Pubs and restaurants contravene lockdown rules
The CIPC says certain companies not designated essential services have either fraudulently or negligently applied for such status
Several pubs, taverns and restaurants have been found to have either fraudulently or negligently applied to be designated essential services providers, the department of trade and industry said on Tuesday.
SA started a three-week-long nationwide lockdown on Friday morning in a bid to contain the rapidly spreading coronavirus. Under the lockdown regulations, only essential services providers main remain operational.
The list includes heath practitioners; staff and service providers responsible for the generation, transmission and distribution of electricity; security personnel; agricultural and food supply-related operations; retailers, wholesalers, and spaza shops; financial services; government officials and the media.
Last week, trade and industry minister Ebrahim Patel announced that all businesses that would be allowed to provide essential services were required to seek approval from the department. Such businesses need to apply to the Companies and Intellectual Property Commission (CIPC) bizportal website at www.bizportal.gov.za and obtain a certificate that allows them to continue trading.

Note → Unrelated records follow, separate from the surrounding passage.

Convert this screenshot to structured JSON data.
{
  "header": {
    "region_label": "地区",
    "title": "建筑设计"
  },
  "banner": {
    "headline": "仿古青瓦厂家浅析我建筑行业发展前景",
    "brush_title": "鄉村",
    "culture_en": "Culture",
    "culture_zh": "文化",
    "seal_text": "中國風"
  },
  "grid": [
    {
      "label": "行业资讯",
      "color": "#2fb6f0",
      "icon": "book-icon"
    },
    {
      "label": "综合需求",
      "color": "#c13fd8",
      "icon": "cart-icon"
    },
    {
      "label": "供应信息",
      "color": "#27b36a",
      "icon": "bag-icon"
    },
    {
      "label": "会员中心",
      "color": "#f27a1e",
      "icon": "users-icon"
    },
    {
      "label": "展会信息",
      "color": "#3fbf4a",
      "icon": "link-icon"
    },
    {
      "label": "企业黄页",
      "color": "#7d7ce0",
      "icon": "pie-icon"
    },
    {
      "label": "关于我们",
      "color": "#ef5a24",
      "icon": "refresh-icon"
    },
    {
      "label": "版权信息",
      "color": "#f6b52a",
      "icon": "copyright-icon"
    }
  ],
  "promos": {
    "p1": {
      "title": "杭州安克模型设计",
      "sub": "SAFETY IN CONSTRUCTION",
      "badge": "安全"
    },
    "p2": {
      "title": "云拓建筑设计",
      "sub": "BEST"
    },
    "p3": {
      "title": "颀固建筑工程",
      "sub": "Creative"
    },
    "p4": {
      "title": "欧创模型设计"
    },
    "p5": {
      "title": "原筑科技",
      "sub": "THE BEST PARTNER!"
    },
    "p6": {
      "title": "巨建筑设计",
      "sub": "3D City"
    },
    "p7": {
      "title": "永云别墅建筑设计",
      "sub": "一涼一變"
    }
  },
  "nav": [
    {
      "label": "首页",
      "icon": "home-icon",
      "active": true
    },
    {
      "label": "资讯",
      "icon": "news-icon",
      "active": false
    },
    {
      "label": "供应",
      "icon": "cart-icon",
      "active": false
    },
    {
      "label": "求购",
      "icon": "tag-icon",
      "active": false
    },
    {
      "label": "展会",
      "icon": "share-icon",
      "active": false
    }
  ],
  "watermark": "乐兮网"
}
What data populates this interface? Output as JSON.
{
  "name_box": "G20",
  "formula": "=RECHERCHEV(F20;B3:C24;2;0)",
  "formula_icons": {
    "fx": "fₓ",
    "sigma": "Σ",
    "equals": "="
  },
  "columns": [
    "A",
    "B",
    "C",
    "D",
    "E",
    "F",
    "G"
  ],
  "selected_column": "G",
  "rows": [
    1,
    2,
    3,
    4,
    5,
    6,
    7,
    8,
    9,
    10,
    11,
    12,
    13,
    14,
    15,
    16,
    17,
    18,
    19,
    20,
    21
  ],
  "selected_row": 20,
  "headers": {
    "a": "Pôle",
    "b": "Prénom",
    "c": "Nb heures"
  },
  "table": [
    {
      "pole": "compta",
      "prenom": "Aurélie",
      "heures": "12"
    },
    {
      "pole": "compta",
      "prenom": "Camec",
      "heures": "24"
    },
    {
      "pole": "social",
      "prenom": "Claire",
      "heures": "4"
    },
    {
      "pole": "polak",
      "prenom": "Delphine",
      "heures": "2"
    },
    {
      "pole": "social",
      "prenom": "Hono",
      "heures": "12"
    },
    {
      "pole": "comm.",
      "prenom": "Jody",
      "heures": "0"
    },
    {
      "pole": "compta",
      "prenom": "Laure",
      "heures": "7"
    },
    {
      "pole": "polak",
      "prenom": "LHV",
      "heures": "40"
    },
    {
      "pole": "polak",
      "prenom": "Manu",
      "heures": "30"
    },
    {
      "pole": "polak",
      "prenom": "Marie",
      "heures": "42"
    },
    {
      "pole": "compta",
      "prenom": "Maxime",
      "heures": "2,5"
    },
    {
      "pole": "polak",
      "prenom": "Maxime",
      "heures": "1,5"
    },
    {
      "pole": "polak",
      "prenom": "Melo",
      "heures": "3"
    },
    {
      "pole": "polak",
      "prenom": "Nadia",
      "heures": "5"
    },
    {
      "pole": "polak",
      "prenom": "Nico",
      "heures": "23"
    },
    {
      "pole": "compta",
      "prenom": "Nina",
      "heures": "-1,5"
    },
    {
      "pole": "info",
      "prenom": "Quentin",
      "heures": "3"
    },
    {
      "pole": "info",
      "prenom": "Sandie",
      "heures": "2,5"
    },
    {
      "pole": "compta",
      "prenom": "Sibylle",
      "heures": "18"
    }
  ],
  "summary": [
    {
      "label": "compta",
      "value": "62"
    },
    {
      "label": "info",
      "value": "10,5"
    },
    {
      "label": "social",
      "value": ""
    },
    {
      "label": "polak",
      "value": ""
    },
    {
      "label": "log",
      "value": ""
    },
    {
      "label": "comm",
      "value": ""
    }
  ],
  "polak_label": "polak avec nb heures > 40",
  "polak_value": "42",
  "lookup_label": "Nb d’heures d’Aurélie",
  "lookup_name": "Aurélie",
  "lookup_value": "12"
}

On Tuesday, the department said during the course of its review of the essential service list of applications, the CIPC established that certain companies not designated as essential services had either fraudulently or negligently applied.
“The CIPC, upon review, has established that pubs, taverns, restaurants, fast-food places, pizza parlours and the like have registered to continue operating during the lockdown, in violation of the applicable regulations as per the essential service list. These businesses are not eligible to continue operating during the lockdown period in terms of the regulations and directions issued by government,” the department said in statement.
The businesses in the CIPC database that are not eligible to continue operations during the lockdown have had their certificates cancelled and will be handed over to the SA Police Services for further investigation and potential prosecution.
“Any business that is not authorised to continue operating during the lockdown in terms of the applicable regulations and directions should cease operations with immediate effect.”
The department said it had made it clear when the automated certificate was issued by the CIPC, that the provision thereof was based on information provided by the registered company itself, and that possession of the certificate does not in itself automatically constitute the right to continue operating during the lockdown period.
The operation of any essential service is subject to full compliance with the applicable lockdown rules and that the company falls within the scope of essential services as defined in the regulations, the department said.
“In a number of cases, companies have applied and received essential service certificates without compliance with the regulated conditions. It is a criminal offence for any business to continue operating during the lockdown period if it is not providing an essential service, as defined in the applicable regulations and direction, unless such business can be operated using work-from-home arrangements.
“It is also a criminal offence for any business which misrepresents the nature of its operations in order to obtain a CIPC certificate,” the department said.